Blurb from the author: So there is this 2-year-old marketing stunt that is doing its rounds again on social media. Many find him humorous and maybe even smart. Personally, I immediately saw some problems with it and found that it wasn't a laughing matter.
The Facebook post from which the images and the statement "Marketing Level 9999" come from was published on February 22, 2018 by a site called Pen Hitam.
It is unclear which company made it as Googling
The keywords in the ad didn't produce anything, and calling the number led
me directly to voicemail.
Nevertheless, Internet users are buzzing around
I thought again that I would share my thoughts on the situation because no
No matter how old it is, some less than honest companies could be as enthusiastic as one
positive thing and be encouraged to do a similar marketing stunt.
However, before you conclude that I just don't have fun at parties, here are my 4 main arguments why we should actively discourage these types of ads.
1. Clickbait in physical form
In the 1.5k comments on the Facebook post
The majority of people found it strange that someone had been fooled
pick up what they thought was money.
On the contrary, I have not seen what was funny about it. I totally disagree with how this marketing tactic affects people's emotions. It's a clickbait in physical form that many of us don't appreciate if we fall for it personally.
Sure, the ad itself is innovative in that it differs from the others and definitely attracts attention.
But for some reason my mind goes on
back to the people who may have had to clear these ads from the streets.
These unsung heroes who keep our streets clean may be among the weakest in income and always struggle to make ends meet.
Think about how they might have taken up
the "money" to think that her day (or maybe even a week) was earned – until she
turned it over.
Second A marketing stunt at the expense of the environment
And since we're talking about keeping our streets clean, these ads simply add to the garbage heap that we already see on the sides of our streets.
Credit: Pen Hitam
Around 60% of the 32 million Malaysians already have no habit of properly disposing of their garbage, Minister of Housing and Local Government, Zuraida Kamaruddin, said in January 2019.
Do you really think we would choose these ads?
until they are properly disposed of? I bet on "no".
Garbage is not only ugly to look at, it also affects the environment in many ways.
These ads have probably drained toxic printers
Ink in the ground once it has been destroyed by the sun and rain, and if so
Washed away, they probably contributed to our clogged drains.
These advertisements were also printed
Paper (that would be wasted), so add it to the list of environmental crimes
that the company is committed to it.
Third Encourage Malaysians to play
Almost all forms of gambling are illegal
Malaysia, apart from licensed casinos and lottery services.
Online gambling is rather gray
Area, but ultimately it is also accepted as illegal.
But legally or not, I firmly believe that
Gambling can only bring bad luck.
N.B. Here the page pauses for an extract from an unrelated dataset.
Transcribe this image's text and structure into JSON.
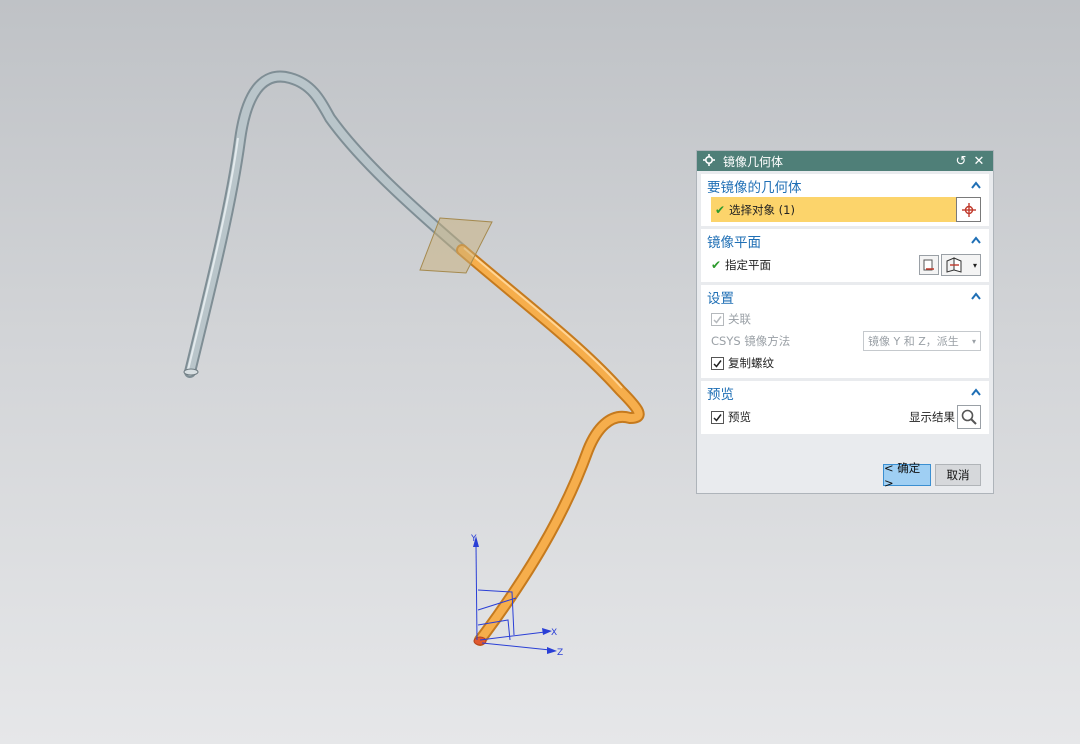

Unless you are a professional who makes a lot of money from competition
In poker or the like, the chances for an average person are most likely not
to their favor.
Still they do it. And ads like this
only encourage Malaysians to do more.
Some commentators (2 years ago) even asked the original poster why they didn't blur the number so people wouldn't be inclined to call and get involved in gambling.
Malaysia already has a fair share of social networks
Evil, and we shouldn't add gambling to this list.
4th It could be more dangerous than you think
I don't talk about it anymore
It promotes gambling. Instead, I'm thinking of the physical danger that
This ad could involve someone.
Imagine the wind could pick up these small pieces of paper and fly onto a high ledge or into a large drain.
Some people might notice it and think so
It was actually money. You could then put yourself in a dangerous situation
where they could fall from a great height or into the drain to recover the "money".
Children could be gullible and run across a busy street to get the "money" and put them at risk.
Credit: Pen Hitam
Yes, you could argue that I'm rethinking
it, but as Murphy's law states, "what can go wrong will go wrong," so
A situation is not a total impossibility.
– // –
In any case, the stunt may not have worked
as well as the company intended because it appears that this is not the case
ready for longer use.
Or maybe they received too many prank calls when the post went viral for the first time, and had to switch phone numbers and tactics.
Bottom line: What I really hope is that Malaysia's dismissive attitude toward this fraudulent marketing stunt doesn't encourage other companies to follow in their footsteps. Let us at least try to be creative and innovative without harming citizens and the environment.
Selected image source: Pen Hitam